PROMPT:
In the entries that follow, find the word "this" and report each line it is on.

[Page and application data records]

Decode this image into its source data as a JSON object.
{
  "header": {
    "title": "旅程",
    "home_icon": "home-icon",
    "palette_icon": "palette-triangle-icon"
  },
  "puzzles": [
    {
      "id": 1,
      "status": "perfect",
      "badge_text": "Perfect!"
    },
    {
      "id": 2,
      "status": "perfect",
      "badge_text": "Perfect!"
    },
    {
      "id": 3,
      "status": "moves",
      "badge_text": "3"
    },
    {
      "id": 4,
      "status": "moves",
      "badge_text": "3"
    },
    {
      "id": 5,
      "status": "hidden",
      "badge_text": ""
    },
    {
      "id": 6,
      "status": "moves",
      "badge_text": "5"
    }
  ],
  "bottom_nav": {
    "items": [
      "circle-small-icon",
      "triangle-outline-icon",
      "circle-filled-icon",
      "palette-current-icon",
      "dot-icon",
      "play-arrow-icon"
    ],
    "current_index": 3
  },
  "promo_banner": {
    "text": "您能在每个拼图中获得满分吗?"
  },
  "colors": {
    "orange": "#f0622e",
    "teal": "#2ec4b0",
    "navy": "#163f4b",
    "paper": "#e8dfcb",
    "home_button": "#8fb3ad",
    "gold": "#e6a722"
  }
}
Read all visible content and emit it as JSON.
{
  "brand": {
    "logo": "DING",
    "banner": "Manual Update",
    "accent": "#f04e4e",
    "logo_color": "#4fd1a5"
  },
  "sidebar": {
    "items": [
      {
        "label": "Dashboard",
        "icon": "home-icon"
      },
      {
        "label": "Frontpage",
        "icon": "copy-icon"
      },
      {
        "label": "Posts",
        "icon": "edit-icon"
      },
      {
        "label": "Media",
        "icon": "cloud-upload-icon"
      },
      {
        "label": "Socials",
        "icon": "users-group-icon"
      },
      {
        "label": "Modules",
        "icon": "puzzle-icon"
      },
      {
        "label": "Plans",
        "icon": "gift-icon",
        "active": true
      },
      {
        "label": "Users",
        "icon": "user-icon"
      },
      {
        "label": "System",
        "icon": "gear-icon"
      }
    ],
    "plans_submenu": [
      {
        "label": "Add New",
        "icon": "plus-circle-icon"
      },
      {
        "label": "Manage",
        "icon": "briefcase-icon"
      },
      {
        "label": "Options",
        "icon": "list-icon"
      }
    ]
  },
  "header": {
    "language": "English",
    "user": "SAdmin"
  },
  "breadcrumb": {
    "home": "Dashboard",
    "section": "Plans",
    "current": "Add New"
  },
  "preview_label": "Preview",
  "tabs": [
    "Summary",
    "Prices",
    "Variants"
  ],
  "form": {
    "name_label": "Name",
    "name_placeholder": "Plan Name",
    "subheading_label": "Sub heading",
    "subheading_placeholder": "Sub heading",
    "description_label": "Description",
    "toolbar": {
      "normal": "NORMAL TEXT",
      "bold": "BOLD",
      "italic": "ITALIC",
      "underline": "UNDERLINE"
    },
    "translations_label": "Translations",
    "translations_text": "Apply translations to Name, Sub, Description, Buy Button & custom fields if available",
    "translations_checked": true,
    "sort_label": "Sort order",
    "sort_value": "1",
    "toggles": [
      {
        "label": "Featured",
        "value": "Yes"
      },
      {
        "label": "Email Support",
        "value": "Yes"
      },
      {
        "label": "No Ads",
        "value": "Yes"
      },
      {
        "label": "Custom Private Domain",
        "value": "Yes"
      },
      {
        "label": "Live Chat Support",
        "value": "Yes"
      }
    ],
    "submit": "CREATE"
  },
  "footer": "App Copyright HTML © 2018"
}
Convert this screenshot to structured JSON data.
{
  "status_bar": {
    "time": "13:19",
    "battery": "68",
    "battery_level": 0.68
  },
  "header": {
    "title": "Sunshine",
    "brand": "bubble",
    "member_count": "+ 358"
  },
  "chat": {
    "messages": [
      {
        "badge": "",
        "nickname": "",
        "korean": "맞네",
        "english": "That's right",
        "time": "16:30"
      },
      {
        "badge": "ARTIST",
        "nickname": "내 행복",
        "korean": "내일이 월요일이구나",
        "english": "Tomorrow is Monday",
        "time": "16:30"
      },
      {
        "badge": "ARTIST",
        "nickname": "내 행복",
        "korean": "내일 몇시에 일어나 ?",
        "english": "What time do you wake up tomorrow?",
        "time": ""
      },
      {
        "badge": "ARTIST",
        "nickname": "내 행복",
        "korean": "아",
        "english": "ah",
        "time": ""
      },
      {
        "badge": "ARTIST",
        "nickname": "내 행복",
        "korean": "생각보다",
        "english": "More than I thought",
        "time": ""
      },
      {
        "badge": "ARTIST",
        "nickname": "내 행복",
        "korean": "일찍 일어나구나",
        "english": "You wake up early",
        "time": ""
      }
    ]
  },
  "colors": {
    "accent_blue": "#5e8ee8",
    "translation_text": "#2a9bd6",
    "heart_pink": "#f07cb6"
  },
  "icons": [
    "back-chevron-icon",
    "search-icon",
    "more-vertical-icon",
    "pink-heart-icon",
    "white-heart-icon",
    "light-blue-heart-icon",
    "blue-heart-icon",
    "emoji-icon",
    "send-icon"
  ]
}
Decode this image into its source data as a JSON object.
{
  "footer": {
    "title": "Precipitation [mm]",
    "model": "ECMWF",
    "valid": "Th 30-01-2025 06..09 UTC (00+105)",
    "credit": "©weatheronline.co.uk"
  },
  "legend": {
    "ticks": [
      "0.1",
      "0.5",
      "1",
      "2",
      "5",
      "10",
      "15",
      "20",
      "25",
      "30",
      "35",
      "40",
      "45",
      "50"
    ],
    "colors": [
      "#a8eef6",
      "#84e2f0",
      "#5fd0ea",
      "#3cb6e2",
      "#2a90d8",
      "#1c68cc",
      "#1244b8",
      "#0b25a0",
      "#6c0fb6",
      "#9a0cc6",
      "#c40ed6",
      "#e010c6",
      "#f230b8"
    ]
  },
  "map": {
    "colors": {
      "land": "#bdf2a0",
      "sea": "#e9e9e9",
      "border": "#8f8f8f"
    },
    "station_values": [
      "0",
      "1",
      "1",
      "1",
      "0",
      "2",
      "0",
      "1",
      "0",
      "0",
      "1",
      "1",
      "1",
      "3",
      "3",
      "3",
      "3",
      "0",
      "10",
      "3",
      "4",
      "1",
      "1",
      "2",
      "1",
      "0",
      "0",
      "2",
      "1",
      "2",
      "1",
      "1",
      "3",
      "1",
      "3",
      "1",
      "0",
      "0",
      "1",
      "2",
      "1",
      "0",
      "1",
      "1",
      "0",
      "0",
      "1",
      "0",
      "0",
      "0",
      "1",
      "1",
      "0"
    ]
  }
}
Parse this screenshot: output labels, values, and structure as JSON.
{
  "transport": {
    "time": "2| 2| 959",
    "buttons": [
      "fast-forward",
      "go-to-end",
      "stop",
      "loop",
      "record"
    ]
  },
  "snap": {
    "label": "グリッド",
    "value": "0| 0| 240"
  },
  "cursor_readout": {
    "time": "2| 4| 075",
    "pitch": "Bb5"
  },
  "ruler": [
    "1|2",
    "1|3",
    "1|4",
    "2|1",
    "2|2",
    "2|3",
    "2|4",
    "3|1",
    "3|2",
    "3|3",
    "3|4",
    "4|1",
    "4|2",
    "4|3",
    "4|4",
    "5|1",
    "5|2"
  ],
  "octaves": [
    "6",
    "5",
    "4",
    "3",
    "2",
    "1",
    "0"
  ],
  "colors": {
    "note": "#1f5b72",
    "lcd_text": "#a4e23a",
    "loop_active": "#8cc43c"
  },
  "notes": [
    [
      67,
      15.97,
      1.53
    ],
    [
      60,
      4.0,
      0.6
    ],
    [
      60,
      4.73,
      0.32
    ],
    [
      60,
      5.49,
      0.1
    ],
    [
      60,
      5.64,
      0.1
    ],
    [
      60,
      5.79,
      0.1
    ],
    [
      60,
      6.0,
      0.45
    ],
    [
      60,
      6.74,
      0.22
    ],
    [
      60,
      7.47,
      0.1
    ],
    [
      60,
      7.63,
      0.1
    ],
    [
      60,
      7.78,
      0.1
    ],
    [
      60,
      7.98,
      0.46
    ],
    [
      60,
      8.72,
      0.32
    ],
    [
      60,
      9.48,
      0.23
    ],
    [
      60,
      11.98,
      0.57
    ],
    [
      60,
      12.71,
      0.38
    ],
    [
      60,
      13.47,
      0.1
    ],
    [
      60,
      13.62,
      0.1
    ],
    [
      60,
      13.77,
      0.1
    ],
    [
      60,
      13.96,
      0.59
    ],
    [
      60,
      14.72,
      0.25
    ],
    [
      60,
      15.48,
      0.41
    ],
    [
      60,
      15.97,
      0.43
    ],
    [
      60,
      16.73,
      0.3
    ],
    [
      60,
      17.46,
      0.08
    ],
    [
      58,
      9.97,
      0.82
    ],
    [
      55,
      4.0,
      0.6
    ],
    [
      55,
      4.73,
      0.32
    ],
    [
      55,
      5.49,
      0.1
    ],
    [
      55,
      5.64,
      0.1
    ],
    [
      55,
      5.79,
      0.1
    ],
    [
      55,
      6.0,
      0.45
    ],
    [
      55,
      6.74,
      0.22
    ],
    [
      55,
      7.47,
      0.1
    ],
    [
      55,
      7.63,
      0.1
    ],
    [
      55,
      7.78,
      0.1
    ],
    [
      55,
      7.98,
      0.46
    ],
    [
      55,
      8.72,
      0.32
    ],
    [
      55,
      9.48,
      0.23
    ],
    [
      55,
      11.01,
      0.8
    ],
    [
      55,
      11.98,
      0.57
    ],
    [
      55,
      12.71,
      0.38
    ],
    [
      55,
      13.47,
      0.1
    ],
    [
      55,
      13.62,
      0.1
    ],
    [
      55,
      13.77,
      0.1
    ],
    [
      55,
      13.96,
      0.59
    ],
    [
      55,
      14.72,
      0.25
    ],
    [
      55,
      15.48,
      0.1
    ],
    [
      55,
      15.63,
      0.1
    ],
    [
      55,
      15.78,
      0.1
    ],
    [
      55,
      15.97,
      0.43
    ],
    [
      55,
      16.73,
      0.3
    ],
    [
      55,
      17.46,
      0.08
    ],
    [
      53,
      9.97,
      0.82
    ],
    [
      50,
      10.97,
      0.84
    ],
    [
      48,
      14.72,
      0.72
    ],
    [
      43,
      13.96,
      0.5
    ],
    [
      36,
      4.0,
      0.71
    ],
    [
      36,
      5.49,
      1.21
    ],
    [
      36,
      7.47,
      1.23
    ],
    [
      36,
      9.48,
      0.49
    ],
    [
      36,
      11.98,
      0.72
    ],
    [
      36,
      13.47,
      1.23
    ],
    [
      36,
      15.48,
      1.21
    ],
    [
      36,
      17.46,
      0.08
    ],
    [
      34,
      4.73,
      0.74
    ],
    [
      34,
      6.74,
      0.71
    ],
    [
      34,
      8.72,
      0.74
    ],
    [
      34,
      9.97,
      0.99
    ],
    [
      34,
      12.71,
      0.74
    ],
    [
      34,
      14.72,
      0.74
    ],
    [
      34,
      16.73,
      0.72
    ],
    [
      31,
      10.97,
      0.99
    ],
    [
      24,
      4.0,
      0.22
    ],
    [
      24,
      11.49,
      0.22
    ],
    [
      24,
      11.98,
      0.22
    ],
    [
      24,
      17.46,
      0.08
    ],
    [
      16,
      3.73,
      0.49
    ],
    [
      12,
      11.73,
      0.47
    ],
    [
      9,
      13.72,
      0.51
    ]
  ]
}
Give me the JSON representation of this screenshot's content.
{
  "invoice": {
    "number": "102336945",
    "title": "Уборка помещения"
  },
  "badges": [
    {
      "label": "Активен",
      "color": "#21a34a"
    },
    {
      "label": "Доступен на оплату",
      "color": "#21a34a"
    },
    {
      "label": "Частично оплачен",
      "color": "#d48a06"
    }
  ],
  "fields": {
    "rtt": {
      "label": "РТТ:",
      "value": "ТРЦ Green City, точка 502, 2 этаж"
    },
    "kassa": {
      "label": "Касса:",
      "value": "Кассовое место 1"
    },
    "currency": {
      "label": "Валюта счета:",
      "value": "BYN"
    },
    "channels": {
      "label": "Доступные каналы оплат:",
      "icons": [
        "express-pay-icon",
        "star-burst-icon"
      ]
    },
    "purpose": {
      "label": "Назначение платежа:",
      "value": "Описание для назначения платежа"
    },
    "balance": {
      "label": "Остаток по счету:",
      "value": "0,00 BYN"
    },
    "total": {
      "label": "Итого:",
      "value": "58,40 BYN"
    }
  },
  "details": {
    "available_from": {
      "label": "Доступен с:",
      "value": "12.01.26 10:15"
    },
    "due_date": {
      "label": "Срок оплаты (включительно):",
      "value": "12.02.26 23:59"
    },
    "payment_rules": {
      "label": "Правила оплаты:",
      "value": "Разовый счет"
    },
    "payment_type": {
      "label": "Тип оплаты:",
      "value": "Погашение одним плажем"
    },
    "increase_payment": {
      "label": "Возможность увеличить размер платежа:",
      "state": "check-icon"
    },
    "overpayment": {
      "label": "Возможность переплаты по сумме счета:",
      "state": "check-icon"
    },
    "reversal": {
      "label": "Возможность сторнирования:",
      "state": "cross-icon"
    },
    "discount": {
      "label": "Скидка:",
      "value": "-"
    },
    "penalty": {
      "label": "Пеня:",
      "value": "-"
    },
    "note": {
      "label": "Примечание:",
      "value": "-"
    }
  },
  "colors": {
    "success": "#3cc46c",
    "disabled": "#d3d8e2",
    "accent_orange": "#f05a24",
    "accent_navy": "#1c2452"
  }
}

RESPONSE TO THE TASK:
Decode this image into its source data as a JSON object.
Convert this screenshot to structured JSON data.
Decode this image into its source data as a JSON object.
Parse this screenshot: output labels, values, and structure as JSON.
Give me the JSON representation of this screenshot's content.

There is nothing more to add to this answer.